▶ What is expected
Pull out each line of the records holding the string "JSON".

▶ Data
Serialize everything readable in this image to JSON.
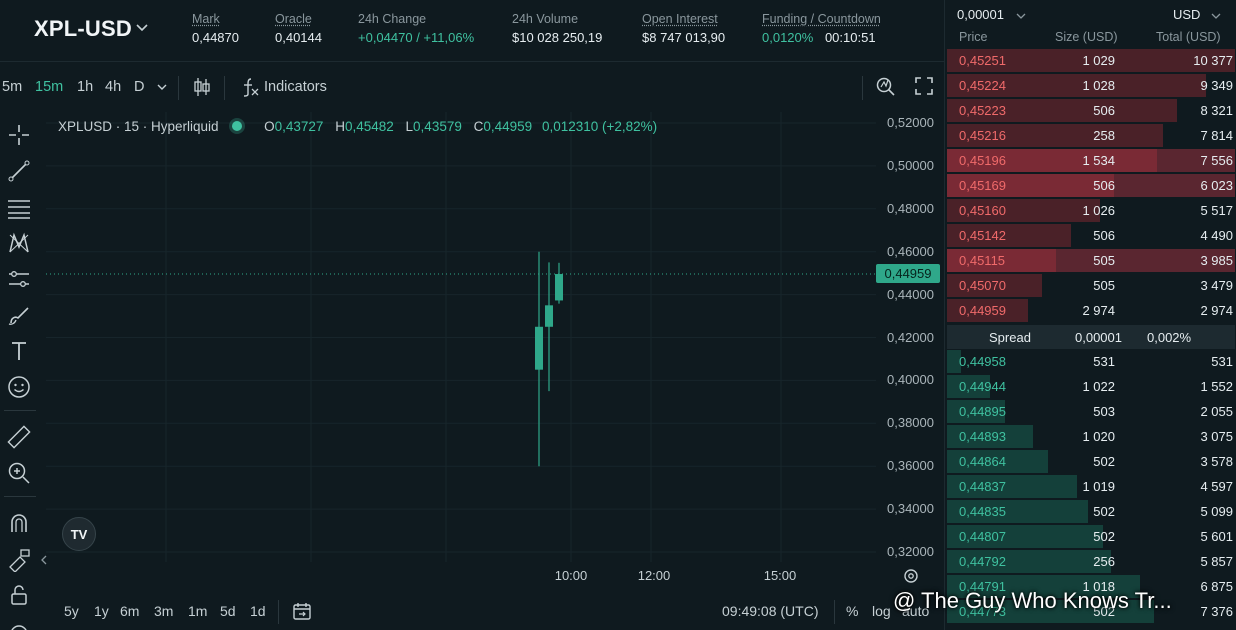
{
  "header": {
    "pair": "XPL-USD",
    "stats": [
      {
        "label": "Mark",
        "value": "0,44870",
        "underline": true
      },
      {
        "label": "Oracle",
        "value": "0,40144",
        "underline": true
      },
      {
        "label": "24h Change",
        "value": "+0,04470 / +11,06%",
        "underline": false
      },
      {
        "label": "24h Volume",
        "value": "$10 028 250,19",
        "underline": false
      },
      {
        "label": "Open Interest",
        "value": "$8 747 013,90",
        "underline": true
      },
      {
        "label": "Funding / Countdown",
        "value_rate": "0,0120%",
        "value_time": "00:10:51",
        "underline": true
      }
    ]
  },
  "toolbar": {
    "timeframes": [
      "5m",
      "15m",
      "1h",
      "4h",
      "D"
    ],
    "active_timeframe": "15m",
    "indicators_label": "Indicators",
    "indicators_icon": "fx-icon"
  },
  "legend": {
    "symbol": "XPLUSD · 15 · Hyperliquid",
    "o_key": "O",
    "o": "0,43727",
    "h_key": "H",
    "h": "0,45482",
    "l_key": "L",
    "l": "0,43579",
    "c_key": "C",
    "c": "0,44959",
    "change": "0,012310 (+2,82%)"
  },
  "chart_data": {
    "type": "candlestick",
    "y_ticks": [
      "0,52000",
      "0,50000",
      "0,48000",
      "0,46000",
      "0,44000",
      "0,42000",
      "0,40000",
      "0,38000",
      "0,36000",
      "0,34000",
      "0,32000"
    ],
    "ylim": [
      0.32,
      0.52
    ],
    "x_ticks": [
      "10:00",
      "12:00",
      "15:00"
    ],
    "last_price": 0.44959,
    "last_price_label": "0,44959",
    "candles": [
      {
        "o": 0.405,
        "h": 0.46,
        "l": 0.36,
        "c": 0.425
      },
      {
        "o": 0.425,
        "h": 0.455,
        "l": 0.395,
        "c": 0.435
      },
      {
        "o": 0.43727,
        "h": 0.45482,
        "l": 0.43579,
        "c": 0.44959
      }
    ],
    "up_color": "#2fa88a",
    "down_color": "#f06a6a"
  },
  "bottombar": {
    "ranges": [
      "5y",
      "1y",
      "6m",
      "3m",
      "1m",
      "5d",
      "1d"
    ],
    "clock": "09:49:08 (UTC)",
    "percent": "%",
    "log": "log",
    "auto": "auto"
  },
  "orderbook": {
    "tick": "0,00001",
    "currency": "USD",
    "headers": {
      "price": "Price",
      "size": "Size (USD)",
      "total": "Total (USD)"
    },
    "asks": [
      {
        "price": "0,45251",
        "size": "1 029",
        "total": "10 377",
        "depth": 1.0
      },
      {
        "price": "0,45224",
        "size": "1 028",
        "total": "9 349",
        "depth": 0.9
      },
      {
        "price": "0,45223",
        "size": "506",
        "total": "8 321",
        "depth": 0.8
      },
      {
        "price": "0,45216",
        "size": "258",
        "total": "7 814",
        "depth": 0.75
      },
      {
        "price": "0,45196",
        "size": "1 534",
        "total": "7 556",
        "depth": 0.73,
        "hl": true
      },
      {
        "price": "0,45169",
        "size": "506",
        "total": "6 023",
        "depth": 0.58,
        "hl": true
      },
      {
        "price": "0,45160",
        "size": "1 026",
        "total": "5 517",
        "depth": 0.53
      },
      {
        "price": "0,45142",
        "size": "506",
        "total": "4 490",
        "depth": 0.43
      },
      {
        "price": "0,45115",
        "size": "505",
        "total": "3 985",
        "depth": 0.38,
        "hl": true
      },
      {
        "price": "0,45070",
        "size": "505",
        "total": "3 479",
        "depth": 0.33
      },
      {
        "price": "0,44959",
        "size": "2 974",
        "total": "2 974",
        "depth": 0.28
      }
    ],
    "spread": {
      "label": "Spread",
      "value": "0,00001",
      "percent": "0,002%"
    },
    "bids": [
      {
        "price": "0,44958",
        "size": "531",
        "total": "531",
        "depth": 0.05
      },
      {
        "price": "0,44944",
        "size": "1 022",
        "total": "1 552",
        "depth": 0.15
      },
      {
        "price": "0,44895",
        "size": "503",
        "total": "2 055",
        "depth": 0.2
      },
      {
        "price": "0,44893",
        "size": "1 020",
        "total": "3 075",
        "depth": 0.3
      },
      {
        "price": "0,44864",
        "size": "502",
        "total": "3 578",
        "depth": 0.35
      },
      {
        "price": "0,44837",
        "size": "1 019",
        "total": "4 597",
        "depth": 0.45
      },
      {
        "price": "0,44835",
        "size": "502",
        "total": "5 099",
        "depth": 0.49
      },
      {
        "price": "0,44807",
        "size": "502",
        "total": "5 601",
        "depth": 0.54
      },
      {
        "price": "0,44792",
        "size": "256",
        "total": "5 857",
        "depth": 0.57
      },
      {
        "price": "0,44791",
        "size": "1 018",
        "total": "6 875",
        "depth": 0.67
      },
      {
        "price": "0,44773",
        "size": "502",
        "total": "7 376",
        "depth": 0.72
      }
    ]
  },
  "watermark": "@ The Guy Who Knows Tr...",
  "colors": {
    "bg": "#0f1a1f",
    "green": "#3fc1a0",
    "red": "#f06a6a"
  }
}
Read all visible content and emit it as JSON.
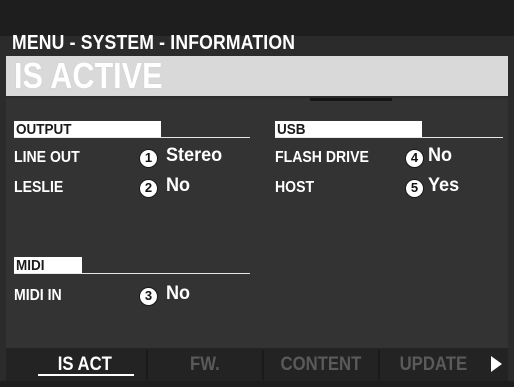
{
  "header": {
    "menu_path": "MENU - SYSTEM - INFORMATION",
    "page_title": "IS ACTIVE"
  },
  "output": {
    "heading": "OUTPUT",
    "rows": [
      {
        "label": "LINE OUT",
        "callout": "1",
        "value": "Stereo"
      },
      {
        "label": "LESLIE",
        "callout": "2",
        "value": "No"
      }
    ]
  },
  "usb": {
    "heading": "USB",
    "rows": [
      {
        "label": "FLASH DRIVE",
        "callout": "4",
        "value": "No"
      },
      {
        "label": "HOST",
        "callout": "5",
        "value": "Yes"
      }
    ]
  },
  "midi": {
    "heading": "MIDI",
    "rows": [
      {
        "label": "MIDI IN",
        "callout": "3",
        "value": "No"
      }
    ]
  },
  "tabs": [
    {
      "label": "IS ACT",
      "active": true
    },
    {
      "label": "FW.",
      "active": false
    },
    {
      "label": "CONTENT",
      "active": false
    },
    {
      "label": "UPDATE",
      "active": false
    }
  ],
  "icons": {
    "next_page": "right-arrow-icon"
  },
  "colors": {
    "lcd_background": "#2b2b2b",
    "title_band": "#d9d9d9",
    "text": "#ffffff",
    "inactive_tab": "#5a5a5a"
  }
}
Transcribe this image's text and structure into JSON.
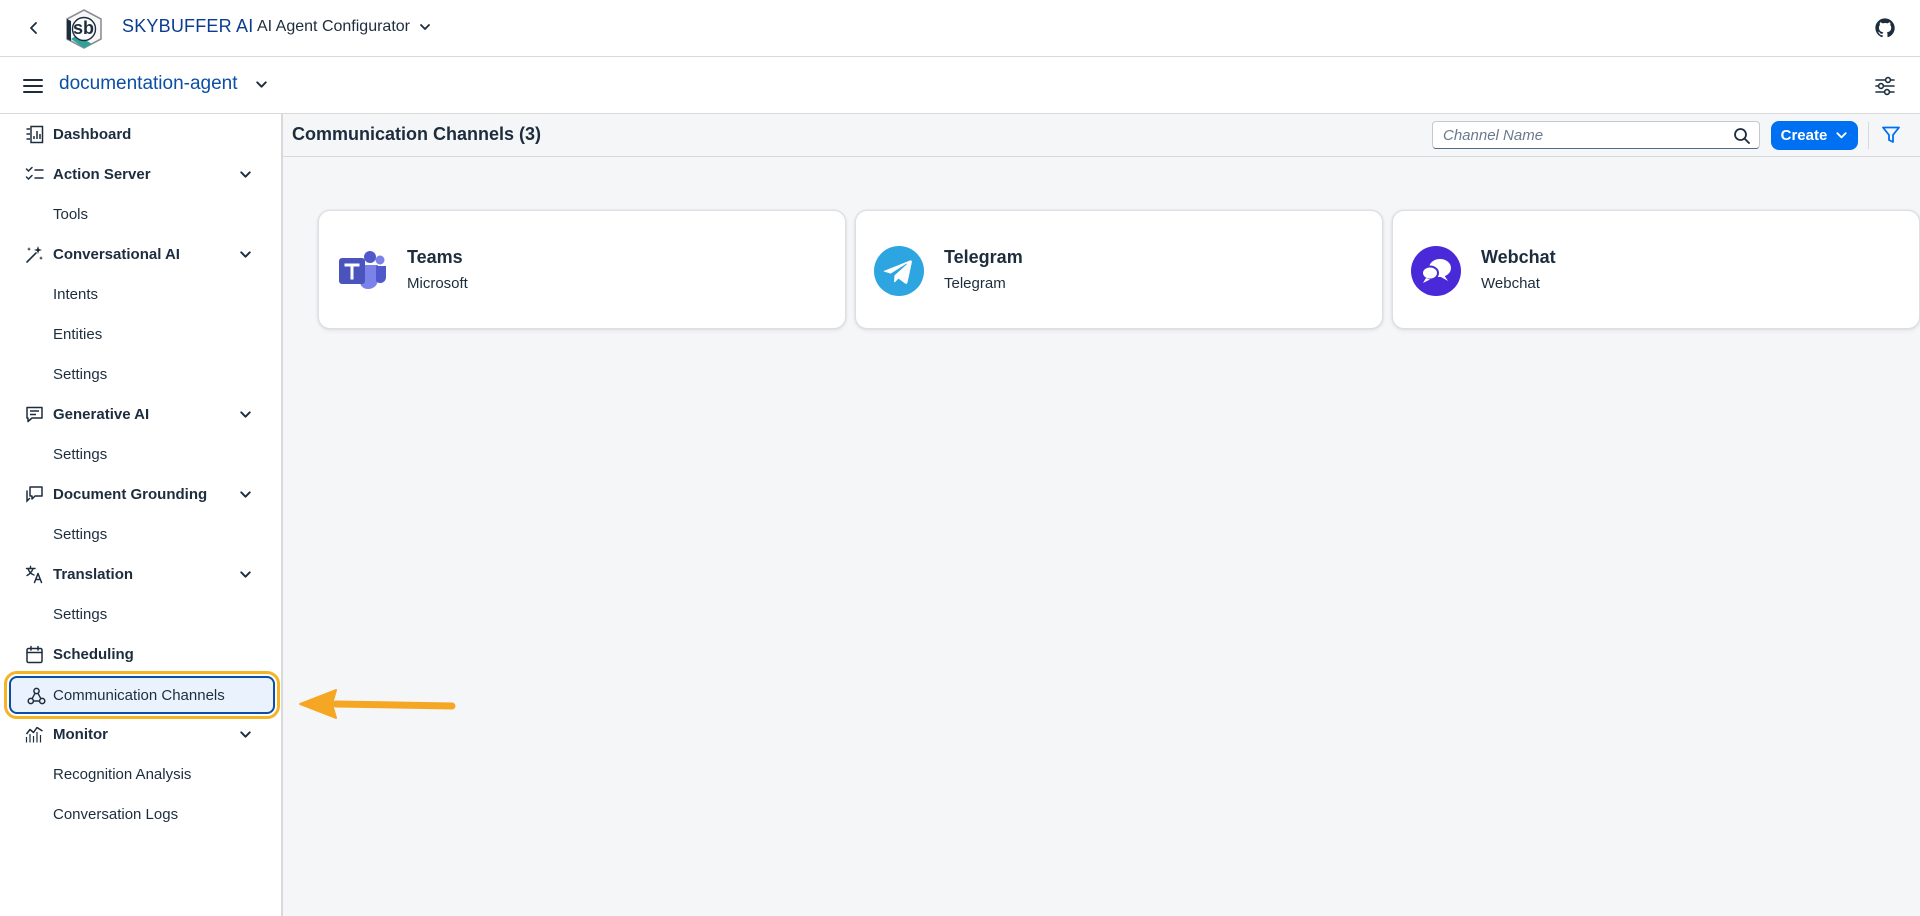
{
  "shellbar": {
    "brand": "SKYBUFFER AI",
    "app_menu_label": "AI Agent Configurator"
  },
  "subheader": {
    "agent_name": "documentation-agent"
  },
  "sidebar": {
    "items": [
      {
        "label": "Dashboard",
        "icon": "dashboard-icon"
      },
      {
        "label": "Action Server",
        "icon": "checklist-icon",
        "expanded": true
      },
      {
        "label": "Tools"
      },
      {
        "label": "Conversational AI",
        "icon": "sparkle-icon",
        "expanded": true
      },
      {
        "label": "Intents"
      },
      {
        "label": "Entities"
      },
      {
        "label": "Settings"
      },
      {
        "label": "Generative AI",
        "icon": "chat-bubble-icon",
        "expanded": true
      },
      {
        "label": "Settings"
      },
      {
        "label": "Document Grounding",
        "icon": "document-chat-icon",
        "expanded": true
      },
      {
        "label": "Settings"
      },
      {
        "label": "Translation",
        "icon": "translate-icon",
        "expanded": true
      },
      {
        "label": "Settings"
      },
      {
        "label": "Scheduling",
        "icon": "calendar-icon"
      },
      {
        "label": "Communication Channels",
        "icon": "network-icon",
        "selected": true
      },
      {
        "label": "Monitor",
        "icon": "chart-line-icon",
        "expanded": true
      },
      {
        "label": "Recognition Analysis"
      },
      {
        "label": "Conversation Logs"
      }
    ]
  },
  "main": {
    "title": "Communication Channels (3)",
    "search_placeholder": "Channel Name",
    "create_label": "Create",
    "cards": [
      {
        "title": "Teams",
        "subtitle": "Microsoft",
        "icon": "teams-icon"
      },
      {
        "title": "Telegram",
        "subtitle": "Telegram",
        "icon": "telegram-icon"
      },
      {
        "title": "Webchat",
        "subtitle": "Webchat",
        "icon": "webchat-icon"
      }
    ]
  },
  "colors": {
    "brand_blue": "#0a4ea6",
    "action_blue": "#0070f2",
    "highlight_orange": "#f5b326"
  }
}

▶ Answer below
Serialize everything readable in this image to JSON.
Read all visible content and emit it as JSON.
Transcribe this image's text and structure into JSON.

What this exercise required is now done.